26. I do not lose sight of the fact that in Section 47(1) the word '' determines '' is used in regard to all questions included in Section 47(1), but it is there used without the qualifying words which are indubitably attached to it where it first occurs in Section 2 and which, therefore, as I have endeavoured to show, can properly and should be attached to it where it occurs for the second time in the very same Section 2.
27. I am led to the conclusion that Section 47 does by its very language inevitably cover and, therefore, must properly be held to cover a very wide variety of orders divisible into three classes: (1) orders that have the characteristics of a formal adjudication conclusively binding on the court and amounting therefore to decrees as defined in Section 2; (2) orders against which an appeal is specifically allowed, (see Order XLIII); (3) other orders of an interlocutory nature against which there is no- appeal at all.
28. For the reasons I have given, I am of opinion (a) that a stay order is a determination of a question relating to execution within the meaning of Section 47; (b) that, though a stay order does fall within Section 47, it is not a decree because it is not a determination which has attaching to it the characteristics required by Section 2 to be attached to a determination, whether in. a suit or in execution, if it is to amount to a decree; (c) that a stay order is therefore not appealable as a decree, and no special appeal against such an order as an order being given, no appeal lies.

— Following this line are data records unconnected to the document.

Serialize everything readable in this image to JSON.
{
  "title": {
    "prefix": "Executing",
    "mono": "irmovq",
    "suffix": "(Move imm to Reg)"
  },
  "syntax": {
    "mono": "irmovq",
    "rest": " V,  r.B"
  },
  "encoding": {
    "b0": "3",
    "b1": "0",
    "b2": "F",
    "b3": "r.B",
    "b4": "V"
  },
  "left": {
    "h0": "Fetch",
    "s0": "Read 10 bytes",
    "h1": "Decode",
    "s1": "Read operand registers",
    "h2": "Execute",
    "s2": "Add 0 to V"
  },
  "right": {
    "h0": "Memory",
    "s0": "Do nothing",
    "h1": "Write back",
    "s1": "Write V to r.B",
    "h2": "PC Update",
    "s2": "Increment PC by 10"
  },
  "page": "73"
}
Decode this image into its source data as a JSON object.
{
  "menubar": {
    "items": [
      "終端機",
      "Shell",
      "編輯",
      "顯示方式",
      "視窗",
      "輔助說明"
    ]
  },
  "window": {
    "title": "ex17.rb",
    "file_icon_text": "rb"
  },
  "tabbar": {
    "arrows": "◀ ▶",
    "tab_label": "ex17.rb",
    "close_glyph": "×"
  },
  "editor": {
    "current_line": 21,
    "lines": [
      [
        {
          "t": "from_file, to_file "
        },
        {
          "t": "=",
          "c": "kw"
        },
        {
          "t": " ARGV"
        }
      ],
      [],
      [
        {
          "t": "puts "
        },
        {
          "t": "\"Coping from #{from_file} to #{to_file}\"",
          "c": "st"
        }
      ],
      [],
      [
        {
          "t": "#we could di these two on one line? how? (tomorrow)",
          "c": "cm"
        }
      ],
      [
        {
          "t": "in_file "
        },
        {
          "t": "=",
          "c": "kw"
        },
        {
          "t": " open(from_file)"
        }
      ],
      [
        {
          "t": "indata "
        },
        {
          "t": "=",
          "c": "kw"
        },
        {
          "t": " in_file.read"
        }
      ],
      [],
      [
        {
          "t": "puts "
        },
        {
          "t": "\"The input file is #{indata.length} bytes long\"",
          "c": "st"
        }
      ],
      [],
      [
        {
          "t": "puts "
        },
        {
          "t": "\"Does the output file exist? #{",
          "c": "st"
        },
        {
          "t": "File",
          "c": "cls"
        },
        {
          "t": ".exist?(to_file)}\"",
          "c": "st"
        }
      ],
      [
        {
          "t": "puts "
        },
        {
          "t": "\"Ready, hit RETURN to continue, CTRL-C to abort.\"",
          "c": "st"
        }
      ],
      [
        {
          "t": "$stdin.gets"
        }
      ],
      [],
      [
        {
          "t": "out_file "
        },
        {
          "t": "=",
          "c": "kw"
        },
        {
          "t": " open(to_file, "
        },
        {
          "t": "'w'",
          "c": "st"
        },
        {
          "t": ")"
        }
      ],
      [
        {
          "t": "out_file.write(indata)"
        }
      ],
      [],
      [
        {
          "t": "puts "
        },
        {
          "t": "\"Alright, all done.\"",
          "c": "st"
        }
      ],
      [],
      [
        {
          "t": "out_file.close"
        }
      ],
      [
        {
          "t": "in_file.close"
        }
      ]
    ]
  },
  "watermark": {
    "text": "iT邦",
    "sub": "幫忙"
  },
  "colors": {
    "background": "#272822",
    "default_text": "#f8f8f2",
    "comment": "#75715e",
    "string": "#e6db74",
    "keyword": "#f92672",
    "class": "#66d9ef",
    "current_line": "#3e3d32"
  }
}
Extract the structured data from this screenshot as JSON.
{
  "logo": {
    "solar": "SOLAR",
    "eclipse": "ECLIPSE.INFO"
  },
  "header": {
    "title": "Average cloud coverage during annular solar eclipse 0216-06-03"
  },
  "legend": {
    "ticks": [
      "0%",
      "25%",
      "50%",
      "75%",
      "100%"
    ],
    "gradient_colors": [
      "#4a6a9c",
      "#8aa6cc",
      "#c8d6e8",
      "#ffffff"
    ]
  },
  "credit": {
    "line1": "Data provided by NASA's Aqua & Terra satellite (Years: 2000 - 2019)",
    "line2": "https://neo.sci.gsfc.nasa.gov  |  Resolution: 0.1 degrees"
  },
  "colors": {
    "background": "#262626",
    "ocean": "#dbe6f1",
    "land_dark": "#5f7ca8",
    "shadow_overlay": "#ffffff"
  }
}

29. Since the above was written, the research of my learned brother Mr. Justice Daniels has drawn my attention to Saurendra Nath v. Mritunjay Banerji (1920) 5 Pat. L.J. 270, in which the cases Sivagami Achi v. Subrahmania Ayyar (1903) I.L.R. 27 Mad. 259 and Deoki Nandan v. Bansi (1911) 16 C.W.N. 124 were approved and followed. Remarks in the Patna case and also in the Calcutta case go some way to support the view I have expressed above as to the effect of Section 2, though I observe that in neither of the cases was it apparently noticed that the Madras case, which was at the same time approved, proceeded upon the principle of ruling the orders out of Section 47, and not of admitting them within Section 47 and ruling them out of Section 2.
30. For these reasons I concur in dismissing the appeal, and for the reason given by Mr. Justice Daniels without costs.

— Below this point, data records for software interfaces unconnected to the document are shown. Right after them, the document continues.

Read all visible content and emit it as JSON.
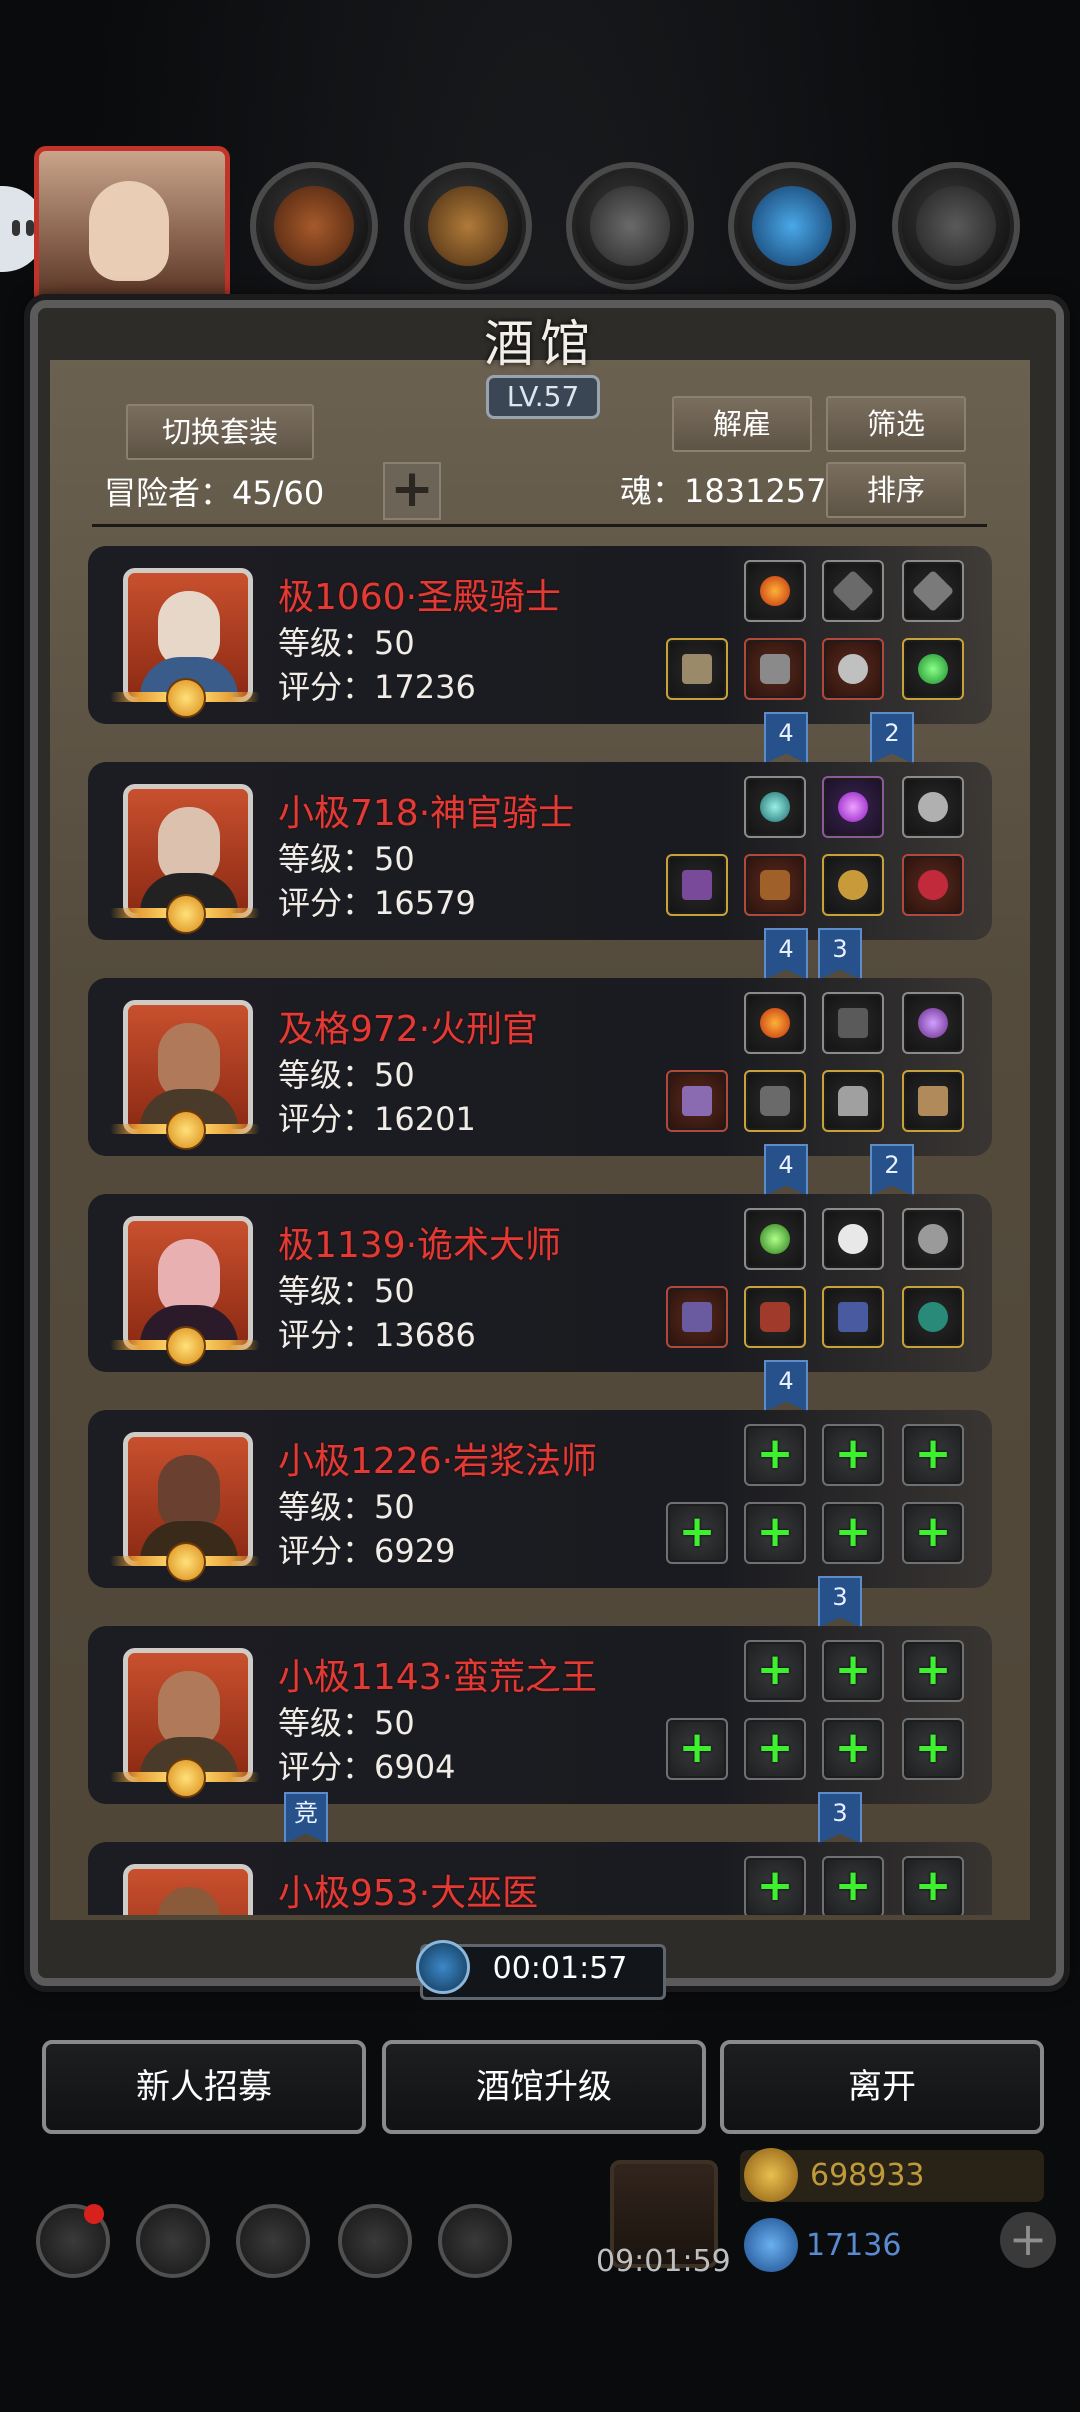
{
  "tavern": {
    "title": "酒馆",
    "level": "LV.57"
  },
  "buttons": {
    "switch_outfit": "切换套装",
    "dismiss": "解雇",
    "filter": "筛选",
    "sort": "排序"
  },
  "adventurers": {
    "label": "冒险者：45/60"
  },
  "soul": {
    "label": "魂：1831257"
  },
  "heroes": [
    {
      "name": "极1060·圣殿骑士",
      "level": "等级：50",
      "score": "评分：17236",
      "flags": [
        "4",
        "2"
      ]
    },
    {
      "name": "小极718·神官骑士",
      "level": "等级：50",
      "score": "评分：16579",
      "flags": [
        "4",
        "3"
      ]
    },
    {
      "name": "及格972·火刑官",
      "level": "等级：50",
      "score": "评分：16201",
      "flags": [
        "4",
        "2"
      ]
    },
    {
      "name": "极1139·诡术大师",
      "level": "等级：50",
      "score": "评分：13686",
      "flags": [
        "4"
      ]
    },
    {
      "name": "小极1226·岩浆法师",
      "level": "等级：50",
      "score": "评分：6929",
      "flags": [
        "3"
      ]
    },
    {
      "name": "小极1143·蛮荒之王",
      "level": "等级：50",
      "score": "评分：6904",
      "flags": [
        "竞",
        "3"
      ]
    },
    {
      "name": "小极953·大巫医",
      "level": "",
      "score": "",
      "flags": []
    }
  ],
  "timer": "00:01:57",
  "bottom_buttons": {
    "recruit": "新人招募",
    "upgrade": "酒馆升级",
    "leave": "离开"
  },
  "footer": {
    "gift_timer": "09:01:59",
    "gold": "698933",
    "diamond": "17136"
  },
  "colors": {
    "hero_name": "#e23b36",
    "plus": "#3ef02f",
    "flag": "#27518b"
  }
}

31. The order of the Court is that the appeal be dismissed but without costs.